Here are a few points you may find useful when discussing equal marriage with people who oppose it. Christians often argue that marriage has always been properly between one man and one woman. This, they say, is “biblical” marriage, and they claim that Old Testament polygamy was not endorsed by scripture and never part of God’s eternal plan.
But the idea that there’s an unchanging, divine marital template that transcends culture is easily refuted. Today’s understanding of “traditional marriage” is radically different from what the Bible actually commands. Continue reading →
As protests continue against “Innocence of Muslims” (which I wrote about in an earlier post, “On Blasphemy”), it’s worthwhile to remember an earlier Muslim attempt to stifle free speech through the threat of violence. Open Culture recently wrote about (and linked to) a 2010 BBC radio interview with Christopher Hitchens in which he talks about the 1989 Iranian fatwa against his friend Salman Rushdie, who offended the delicate sensibilities of Muslims with his novel The Satanic Verses. Hitchens said: Continue reading →
It’s the twenty-first century and our planet still hasn’t outgrown the ancient concept of blasphemy, as demonstrated by the recent Mideast violence. The more I think about it, the bigger the topic seems, so I’ll restrict myself to a few observations:seven to be precise, a holy number. Therefore, if you disagree with any of them you are hereby damned to hell.
A blood-soaked Muhammad from “Innocence of Muslims.” For all the attention the video has gotten, it’s unwatchably bad.

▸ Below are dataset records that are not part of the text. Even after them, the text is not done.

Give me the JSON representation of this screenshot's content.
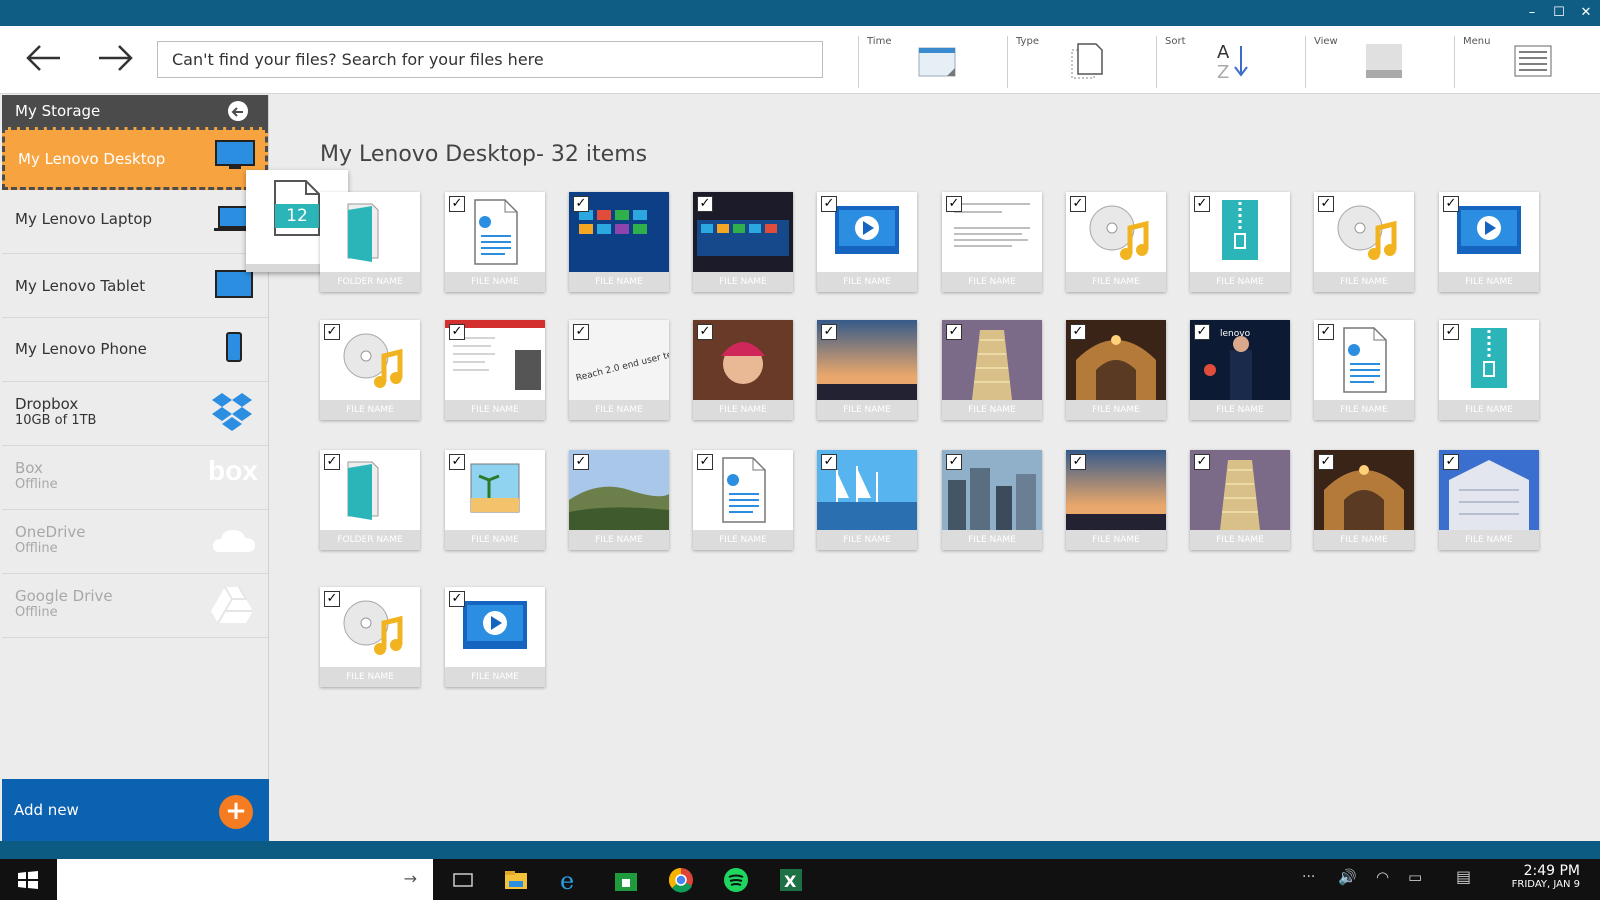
{
  "toolbar": {
    "search_placeholder": "Can't find your files? Search for your files here",
    "time_label": "Time",
    "type_label": "Type",
    "sort_label": "Sort",
    "view_label": "View",
    "menu_label": "Menu"
  },
  "sidebar": {
    "header": "My Storage",
    "items": [
      {
        "name": "My Lenovo Desktop",
        "sub": ""
      },
      {
        "name": "My Lenovo Laptop",
        "sub": ""
      },
      {
        "name": "My Lenovo Tablet",
        "sub": ""
      },
      {
        "name": "My Lenovo Phone",
        "sub": ""
      },
      {
        "name": "Dropbox",
        "sub": "10GB of 1TB"
      },
      {
        "name": "Box",
        "sub": "Offline"
      },
      {
        "name": "OneDrive",
        "sub": "Offline"
      },
      {
        "name": "Google Drive",
        "sub": "Offline"
      }
    ],
    "add_new": "Add new",
    "box_logo": "box"
  },
  "drag_count": "12",
  "main": {
    "title": "My Lenovo Desktop- 32 items",
    "tiles": [
      {
        "kind": "folder",
        "caption": "FOLDER NAME",
        "checked": false
      },
      {
        "kind": "doc",
        "caption": "FILE NAME",
        "checked": true
      },
      {
        "kind": "photo-tiles",
        "caption": "FILE NAME",
        "checked": true
      },
      {
        "kind": "photo-tiles-dark",
        "caption": "FILE NAME",
        "checked": true
      },
      {
        "kind": "video",
        "caption": "FILE NAME",
        "checked": true
      },
      {
        "kind": "text-doc",
        "caption": "FILE NAME",
        "checked": true
      },
      {
        "kind": "audio",
        "caption": "FILE NAME",
        "checked": true
      },
      {
        "kind": "zip",
        "caption": "FILE NAME",
        "checked": true
      },
      {
        "kind": "audio",
        "caption": "FILE NAME",
        "checked": true
      },
      {
        "kind": "video",
        "caption": "FILE NAME",
        "checked": true
      },
      {
        "kind": "audio",
        "caption": "FILE NAME",
        "checked": true
      },
      {
        "kind": "slides",
        "caption": "FILE NAME",
        "checked": true
      },
      {
        "kind": "paper",
        "caption": "FILE NAME",
        "checked": true
      },
      {
        "kind": "child",
        "caption": "FILE NAME",
        "checked": true
      },
      {
        "kind": "sunset",
        "caption": "FILE NAME",
        "checked": true
      },
      {
        "kind": "tower",
        "caption": "FILE NAME",
        "checked": true
      },
      {
        "kind": "arch",
        "caption": "FILE NAME",
        "checked": true
      },
      {
        "kind": "stage",
        "caption": "FILE NAME",
        "checked": true
      },
      {
        "kind": "doc",
        "caption": "FILE NAME",
        "checked": true
      },
      {
        "kind": "zip",
        "caption": "FILE NAME",
        "checked": true
      },
      {
        "kind": "folder",
        "caption": "FOLDER NAME",
        "checked": true
      },
      {
        "kind": "image",
        "caption": "FILE NAME",
        "checked": true
      },
      {
        "kind": "hills",
        "caption": "FILE NAME",
        "checked": true
      },
      {
        "kind": "doc",
        "caption": "FILE NAME",
        "checked": true
      },
      {
        "kind": "harbor",
        "caption": "FILE NAME",
        "checked": true
      },
      {
        "kind": "city",
        "caption": "FILE NAME",
        "checked": true
      },
      {
        "kind": "sunset",
        "caption": "FILE NAME",
        "checked": true
      },
      {
        "kind": "tower",
        "caption": "FILE NAME",
        "checked": true
      },
      {
        "kind": "arch",
        "caption": "FILE NAME",
        "checked": true
      },
      {
        "kind": "building",
        "caption": "FILE NAME",
        "checked": true
      },
      {
        "kind": "audio",
        "caption": "FILE NAME",
        "checked": true
      },
      {
        "kind": "video",
        "caption": "FILE NAME",
        "checked": true
      }
    ]
  },
  "taskbar": {
    "time": "2:49 PM",
    "date": "FRIDAY, JAN 9"
  },
  "colors": {
    "accent": "#0f5d84",
    "active_item": "#f7a440",
    "add_new": "#0a62b1",
    "teal_icon": "#2bb5b8",
    "orange_plus": "#f57c20"
  }
}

1) Blasphemy is personal. I’m thinking specifically about strong blasphemy in the sense of insult and contempt. When you disrespect a devout person’s religion, you’re disrespecting their very identity, and they’ll react accordingly. I’m not saying that it’s wrong to blaspheme, but if you’re openly mocking or condemning someone’s religion to make a point, don’t expect to have a rational conversation with them afterwards. Strong blasphemy makes sense if your goal is to expose an ideology to ridicule by everyone who isn’t already a committed follower. But it isn’t a good conversation starter with the faithful. Continue reading →
It may be shooting fish in the proverbial barrel to criticize the American Center for Law and Justice for faulty reasoning, but today I’d like to look at a specific example of how the religious right uses deceptive language to frame the discussion of religious liberty.
Why did Missouri Congressman Todd Akin so uncritically accept the false notion that women can’t get pregnant by rape?
Before you answer, “Because he’s an ignorant dick who hates women,” let’s go a little deeper. This isn’t about Akin. It’s about an idea that allows people like him to be taken seriously by a large part of our population.
It’s more comfortable for these people to believe the dilemma doesn’t exist. They would wish it away if they could. Akin tried.
But I wish people would talk about the way belief in the soul underlies this discussion. The debate over reproductive choice isn’t only about misogyny and people trying to drag us back to some imagined golden age when women raised the kids and kept their mouths shut. Those people haven’t gone away, but I think most ordinary pro-lifers (and I speak as a former one myself) are cornered by the logic of their beliefs into accepting brutalities that they would never consider otherwise. Continue reading →